+++ Dataset content +++

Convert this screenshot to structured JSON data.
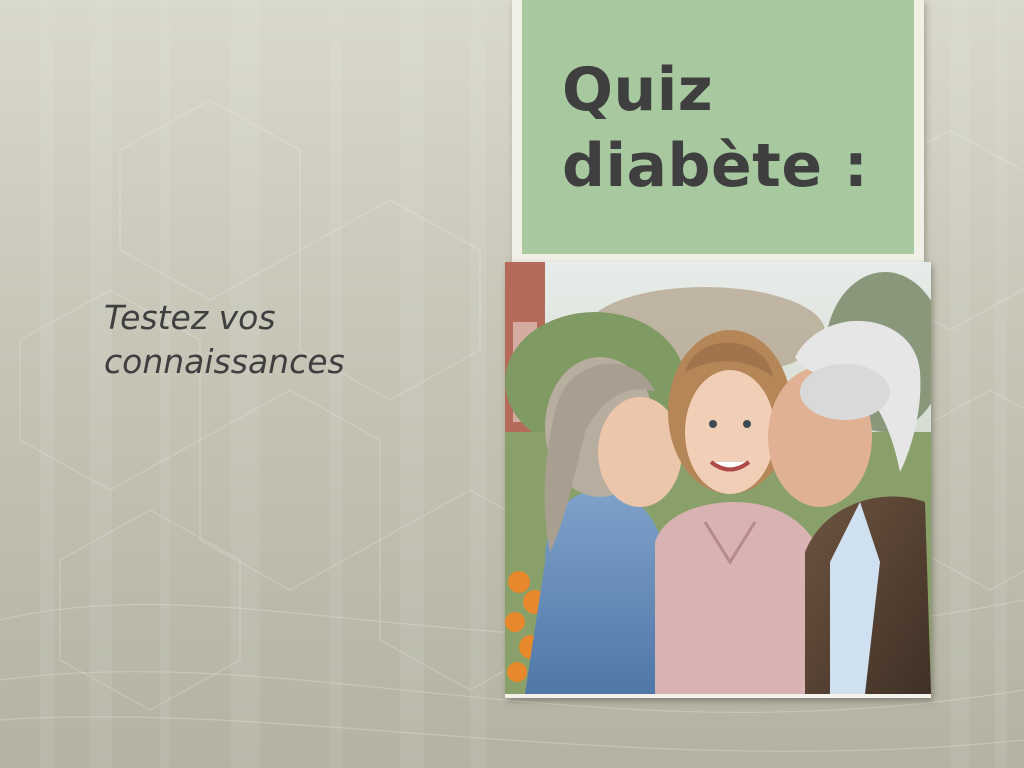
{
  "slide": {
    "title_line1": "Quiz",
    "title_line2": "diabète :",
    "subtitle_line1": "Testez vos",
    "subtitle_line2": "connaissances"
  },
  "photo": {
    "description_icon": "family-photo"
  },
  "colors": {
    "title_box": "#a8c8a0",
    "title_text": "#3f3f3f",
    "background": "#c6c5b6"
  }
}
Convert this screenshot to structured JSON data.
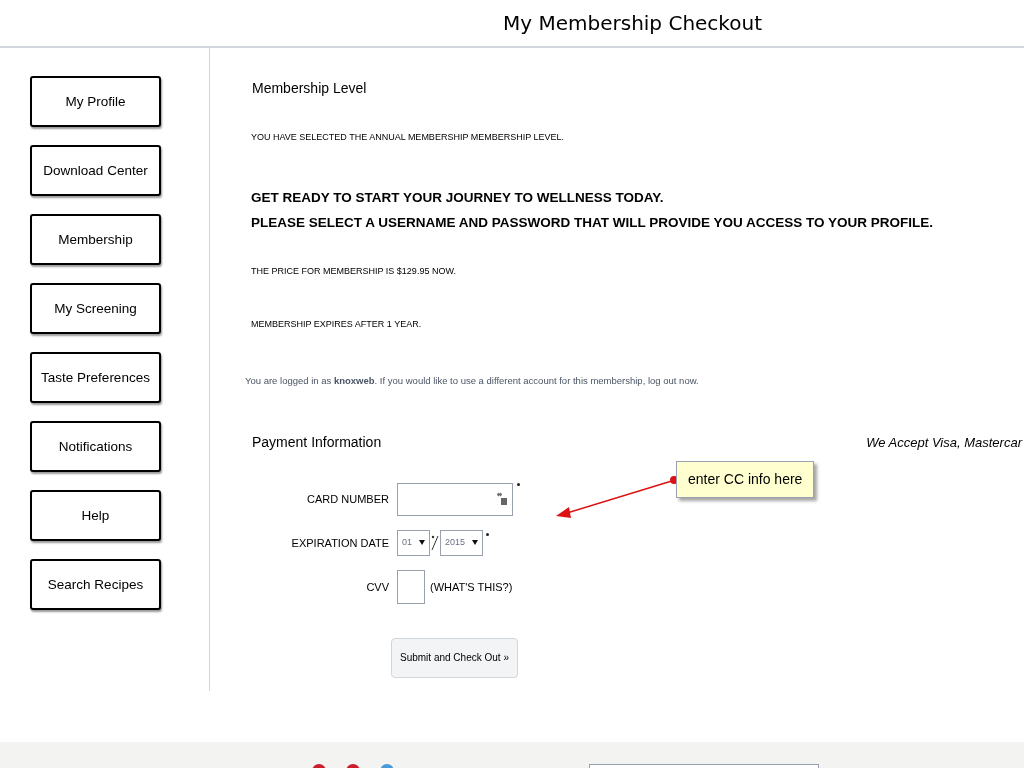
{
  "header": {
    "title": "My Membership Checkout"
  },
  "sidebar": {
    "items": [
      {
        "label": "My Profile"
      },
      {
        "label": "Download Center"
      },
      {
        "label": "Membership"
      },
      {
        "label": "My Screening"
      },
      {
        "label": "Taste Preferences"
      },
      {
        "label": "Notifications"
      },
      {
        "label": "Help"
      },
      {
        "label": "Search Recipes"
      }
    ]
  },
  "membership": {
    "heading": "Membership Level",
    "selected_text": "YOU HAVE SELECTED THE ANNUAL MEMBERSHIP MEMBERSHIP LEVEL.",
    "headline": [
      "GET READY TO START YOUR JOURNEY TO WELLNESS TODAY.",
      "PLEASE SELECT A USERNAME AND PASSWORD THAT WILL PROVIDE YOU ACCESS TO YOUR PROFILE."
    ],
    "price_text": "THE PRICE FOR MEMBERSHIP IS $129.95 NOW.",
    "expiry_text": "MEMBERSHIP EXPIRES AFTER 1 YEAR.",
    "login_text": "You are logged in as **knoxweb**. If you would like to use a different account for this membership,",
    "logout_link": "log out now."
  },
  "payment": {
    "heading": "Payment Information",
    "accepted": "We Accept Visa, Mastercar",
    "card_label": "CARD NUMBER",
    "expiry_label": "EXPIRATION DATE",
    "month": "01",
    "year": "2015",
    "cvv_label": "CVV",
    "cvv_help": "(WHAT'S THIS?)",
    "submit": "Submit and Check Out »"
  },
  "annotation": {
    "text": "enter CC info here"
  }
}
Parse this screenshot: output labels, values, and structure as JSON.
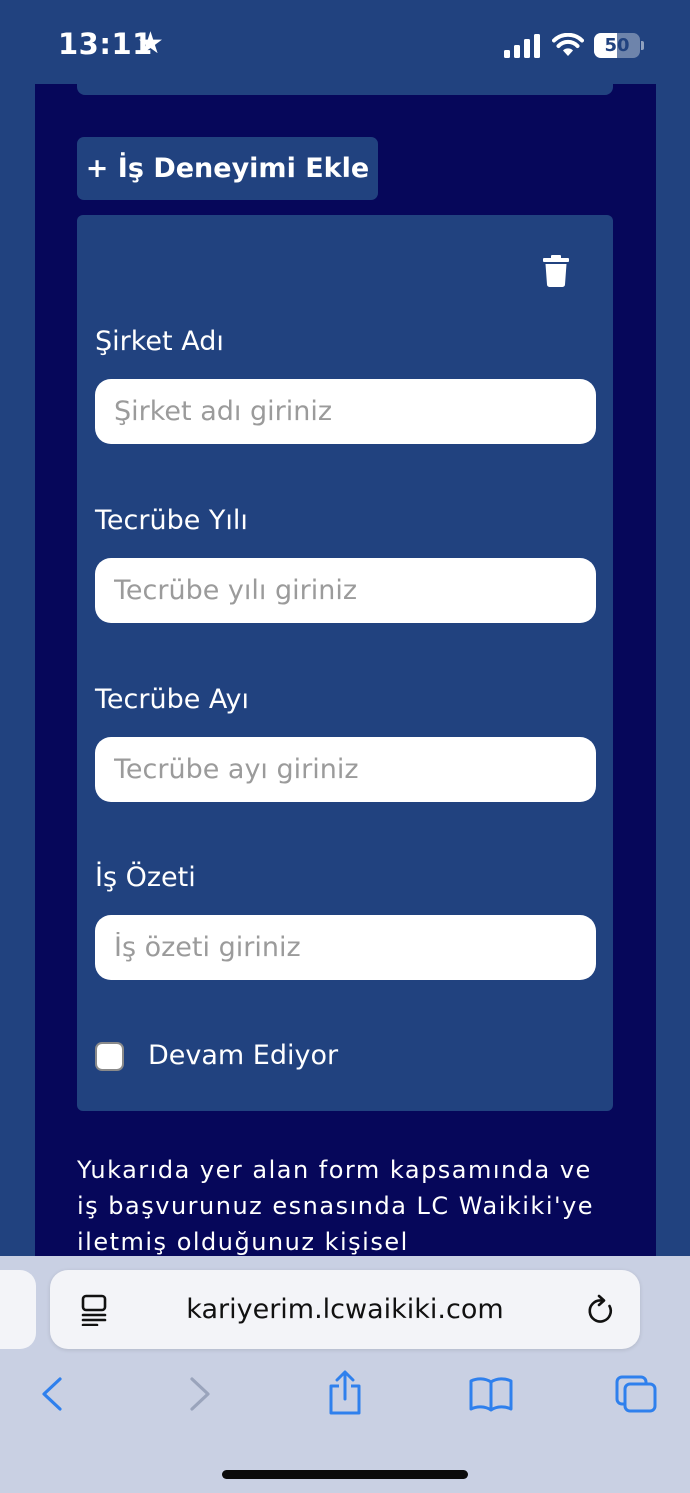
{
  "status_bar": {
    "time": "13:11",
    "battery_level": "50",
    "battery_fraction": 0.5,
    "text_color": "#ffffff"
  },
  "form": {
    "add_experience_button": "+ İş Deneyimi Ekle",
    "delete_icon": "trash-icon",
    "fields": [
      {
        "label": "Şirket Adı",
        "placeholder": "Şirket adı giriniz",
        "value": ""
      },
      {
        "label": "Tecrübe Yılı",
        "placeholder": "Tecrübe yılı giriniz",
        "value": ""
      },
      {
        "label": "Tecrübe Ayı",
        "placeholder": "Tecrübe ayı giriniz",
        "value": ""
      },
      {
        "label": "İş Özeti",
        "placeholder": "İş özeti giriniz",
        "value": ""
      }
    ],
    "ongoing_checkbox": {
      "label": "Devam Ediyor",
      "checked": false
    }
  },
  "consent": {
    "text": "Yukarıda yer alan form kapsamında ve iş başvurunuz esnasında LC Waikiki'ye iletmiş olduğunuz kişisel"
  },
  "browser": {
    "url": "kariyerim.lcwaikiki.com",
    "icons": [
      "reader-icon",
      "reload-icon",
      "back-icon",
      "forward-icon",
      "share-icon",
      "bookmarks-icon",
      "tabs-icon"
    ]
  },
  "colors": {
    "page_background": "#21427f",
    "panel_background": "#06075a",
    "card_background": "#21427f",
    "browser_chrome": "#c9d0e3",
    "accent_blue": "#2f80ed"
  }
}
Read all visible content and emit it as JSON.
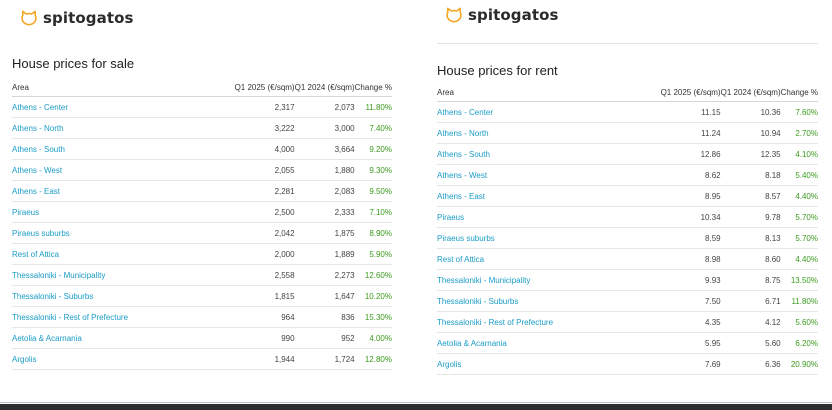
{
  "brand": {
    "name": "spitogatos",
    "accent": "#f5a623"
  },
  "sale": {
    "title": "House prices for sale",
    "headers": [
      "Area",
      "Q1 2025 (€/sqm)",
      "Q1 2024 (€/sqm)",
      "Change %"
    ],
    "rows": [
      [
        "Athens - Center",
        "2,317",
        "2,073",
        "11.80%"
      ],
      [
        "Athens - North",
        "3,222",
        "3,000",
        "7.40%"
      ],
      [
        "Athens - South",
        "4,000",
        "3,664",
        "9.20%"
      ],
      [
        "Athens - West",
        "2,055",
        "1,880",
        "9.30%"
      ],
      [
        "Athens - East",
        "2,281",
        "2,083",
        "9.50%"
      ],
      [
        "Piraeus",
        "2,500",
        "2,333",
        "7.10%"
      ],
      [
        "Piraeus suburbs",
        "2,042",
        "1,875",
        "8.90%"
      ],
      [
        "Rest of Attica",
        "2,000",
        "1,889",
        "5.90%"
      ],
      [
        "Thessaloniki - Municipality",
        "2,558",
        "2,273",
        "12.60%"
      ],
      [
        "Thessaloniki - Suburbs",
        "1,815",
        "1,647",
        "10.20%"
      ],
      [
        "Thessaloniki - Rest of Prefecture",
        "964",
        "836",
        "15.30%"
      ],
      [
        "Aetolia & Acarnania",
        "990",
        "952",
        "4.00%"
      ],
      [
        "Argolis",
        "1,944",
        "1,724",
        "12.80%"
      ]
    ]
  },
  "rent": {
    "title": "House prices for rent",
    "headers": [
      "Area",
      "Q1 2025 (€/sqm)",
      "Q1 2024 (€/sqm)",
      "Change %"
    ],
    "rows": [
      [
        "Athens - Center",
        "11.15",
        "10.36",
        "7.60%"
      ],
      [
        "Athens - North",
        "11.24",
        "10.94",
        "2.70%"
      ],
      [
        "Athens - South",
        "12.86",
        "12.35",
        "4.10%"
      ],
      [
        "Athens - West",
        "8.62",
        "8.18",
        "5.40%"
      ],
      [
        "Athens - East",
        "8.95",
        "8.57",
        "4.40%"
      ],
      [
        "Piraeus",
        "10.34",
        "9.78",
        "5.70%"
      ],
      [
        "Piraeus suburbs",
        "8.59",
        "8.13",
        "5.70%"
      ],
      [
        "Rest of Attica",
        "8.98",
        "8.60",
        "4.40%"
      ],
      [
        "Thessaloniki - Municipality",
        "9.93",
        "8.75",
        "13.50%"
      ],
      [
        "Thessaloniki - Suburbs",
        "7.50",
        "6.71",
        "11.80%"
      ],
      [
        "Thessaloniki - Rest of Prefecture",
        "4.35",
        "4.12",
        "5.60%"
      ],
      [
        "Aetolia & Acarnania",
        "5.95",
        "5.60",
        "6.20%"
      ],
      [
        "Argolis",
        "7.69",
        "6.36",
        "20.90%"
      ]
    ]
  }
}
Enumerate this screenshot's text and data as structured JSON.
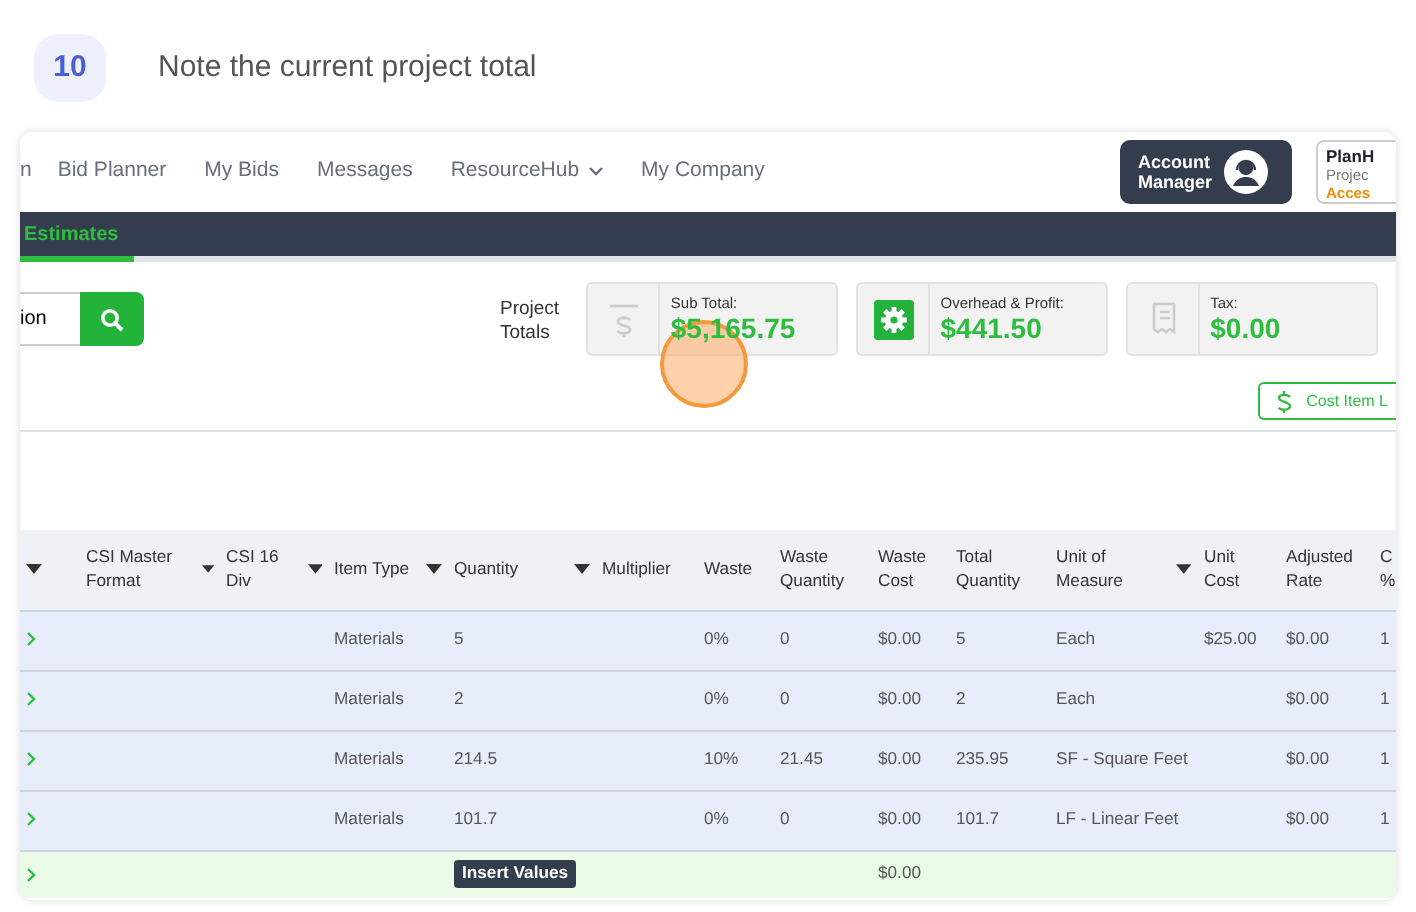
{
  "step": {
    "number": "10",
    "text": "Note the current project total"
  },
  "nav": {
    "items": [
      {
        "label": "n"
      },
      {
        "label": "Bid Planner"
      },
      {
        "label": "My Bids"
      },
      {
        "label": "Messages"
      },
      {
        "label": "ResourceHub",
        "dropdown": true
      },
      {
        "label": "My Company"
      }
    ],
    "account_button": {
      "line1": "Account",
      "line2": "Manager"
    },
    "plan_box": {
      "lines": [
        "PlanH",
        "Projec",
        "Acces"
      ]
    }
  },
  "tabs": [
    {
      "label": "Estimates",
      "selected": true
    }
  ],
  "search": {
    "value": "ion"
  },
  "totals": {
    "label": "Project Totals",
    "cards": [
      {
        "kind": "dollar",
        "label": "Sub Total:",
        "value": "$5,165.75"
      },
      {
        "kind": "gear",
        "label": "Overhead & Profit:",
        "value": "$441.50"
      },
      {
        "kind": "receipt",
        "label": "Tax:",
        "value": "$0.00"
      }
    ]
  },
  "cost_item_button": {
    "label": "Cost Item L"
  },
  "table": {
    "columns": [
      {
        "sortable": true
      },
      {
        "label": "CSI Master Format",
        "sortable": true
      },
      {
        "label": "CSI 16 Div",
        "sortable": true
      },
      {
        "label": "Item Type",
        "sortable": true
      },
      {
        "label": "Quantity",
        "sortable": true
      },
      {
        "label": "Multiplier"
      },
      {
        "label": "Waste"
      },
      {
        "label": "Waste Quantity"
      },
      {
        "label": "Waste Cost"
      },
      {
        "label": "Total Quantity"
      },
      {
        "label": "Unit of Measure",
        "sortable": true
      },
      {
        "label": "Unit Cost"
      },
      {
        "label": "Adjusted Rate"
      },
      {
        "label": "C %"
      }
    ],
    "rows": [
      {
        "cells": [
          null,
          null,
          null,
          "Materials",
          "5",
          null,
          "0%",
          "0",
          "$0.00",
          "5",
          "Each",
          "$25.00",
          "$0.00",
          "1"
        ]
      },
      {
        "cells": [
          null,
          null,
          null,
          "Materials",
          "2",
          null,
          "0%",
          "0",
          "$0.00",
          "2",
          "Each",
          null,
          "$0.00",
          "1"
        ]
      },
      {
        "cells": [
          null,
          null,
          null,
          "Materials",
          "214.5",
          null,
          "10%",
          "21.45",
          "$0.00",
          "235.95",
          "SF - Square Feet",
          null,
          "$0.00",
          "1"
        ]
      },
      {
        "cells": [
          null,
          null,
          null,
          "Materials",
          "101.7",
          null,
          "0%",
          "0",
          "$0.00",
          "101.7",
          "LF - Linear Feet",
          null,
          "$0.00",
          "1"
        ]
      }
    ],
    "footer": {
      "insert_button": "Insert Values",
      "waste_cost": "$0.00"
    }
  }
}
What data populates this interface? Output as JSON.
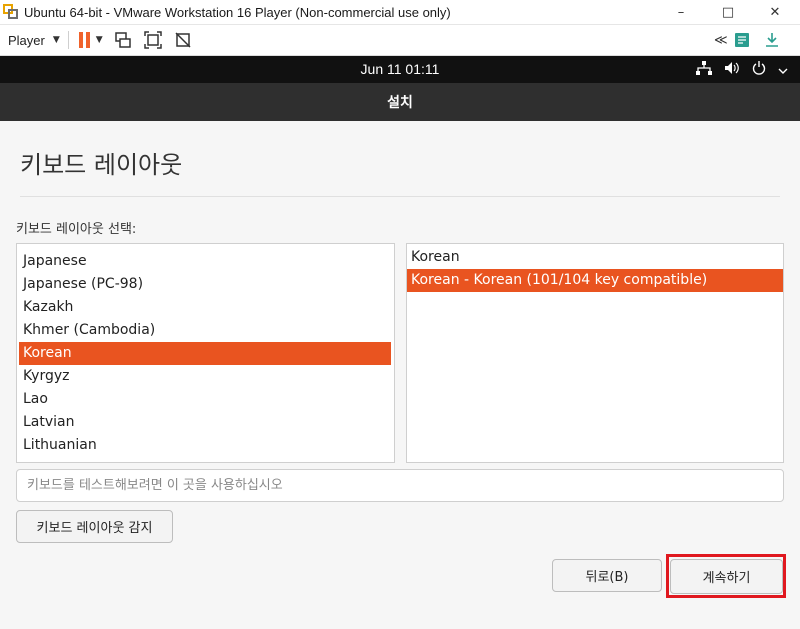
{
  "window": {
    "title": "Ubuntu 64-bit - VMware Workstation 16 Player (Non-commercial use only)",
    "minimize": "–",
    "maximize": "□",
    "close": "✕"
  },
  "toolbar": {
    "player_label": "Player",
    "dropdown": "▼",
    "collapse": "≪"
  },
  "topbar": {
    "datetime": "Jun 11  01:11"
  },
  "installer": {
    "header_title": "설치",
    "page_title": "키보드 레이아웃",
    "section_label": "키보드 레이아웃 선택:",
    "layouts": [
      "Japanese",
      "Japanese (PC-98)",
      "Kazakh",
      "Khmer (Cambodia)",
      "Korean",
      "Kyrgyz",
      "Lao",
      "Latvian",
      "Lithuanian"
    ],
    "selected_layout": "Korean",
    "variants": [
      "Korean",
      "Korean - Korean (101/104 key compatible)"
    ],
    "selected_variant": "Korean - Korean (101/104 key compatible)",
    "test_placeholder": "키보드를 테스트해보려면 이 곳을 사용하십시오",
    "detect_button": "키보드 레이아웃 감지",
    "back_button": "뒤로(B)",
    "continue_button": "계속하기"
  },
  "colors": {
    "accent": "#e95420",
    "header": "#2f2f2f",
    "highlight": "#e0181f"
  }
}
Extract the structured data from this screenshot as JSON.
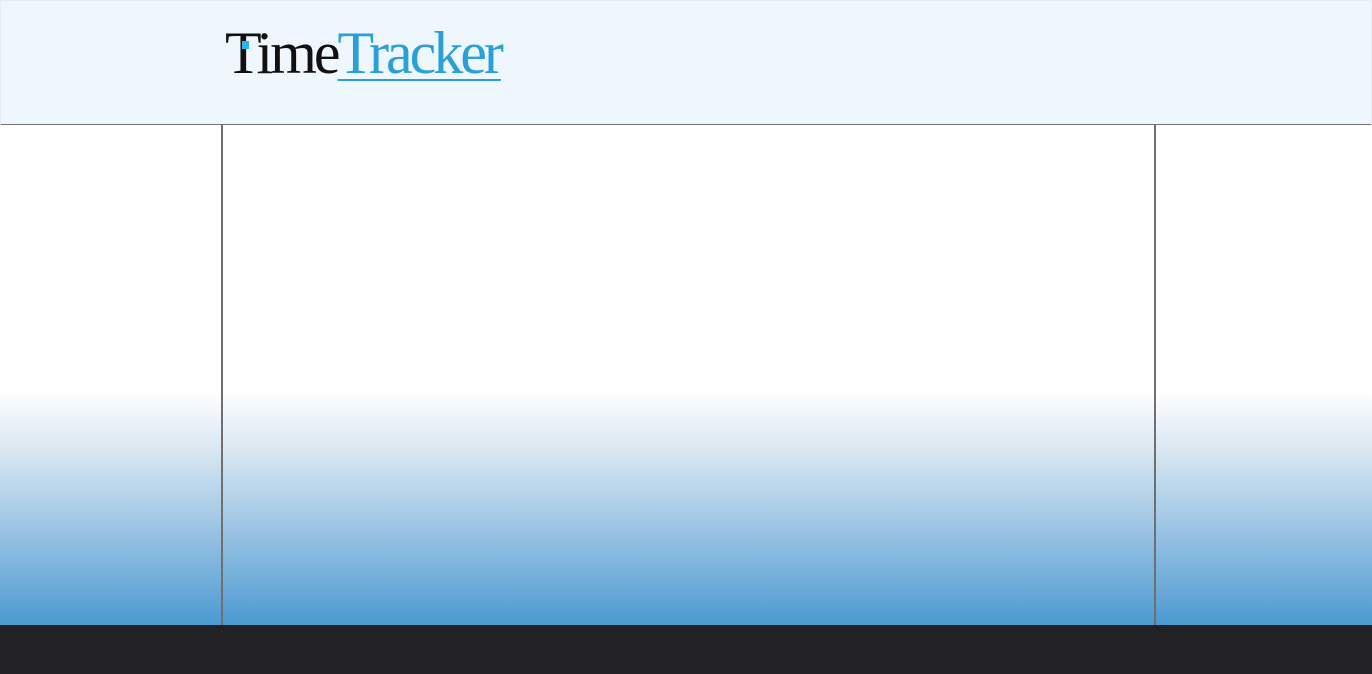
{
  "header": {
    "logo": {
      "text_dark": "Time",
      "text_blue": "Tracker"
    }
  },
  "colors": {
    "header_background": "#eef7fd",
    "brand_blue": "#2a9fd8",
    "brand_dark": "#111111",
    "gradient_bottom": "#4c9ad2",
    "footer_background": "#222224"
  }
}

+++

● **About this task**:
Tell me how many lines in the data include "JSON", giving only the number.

● **Written solution**:
7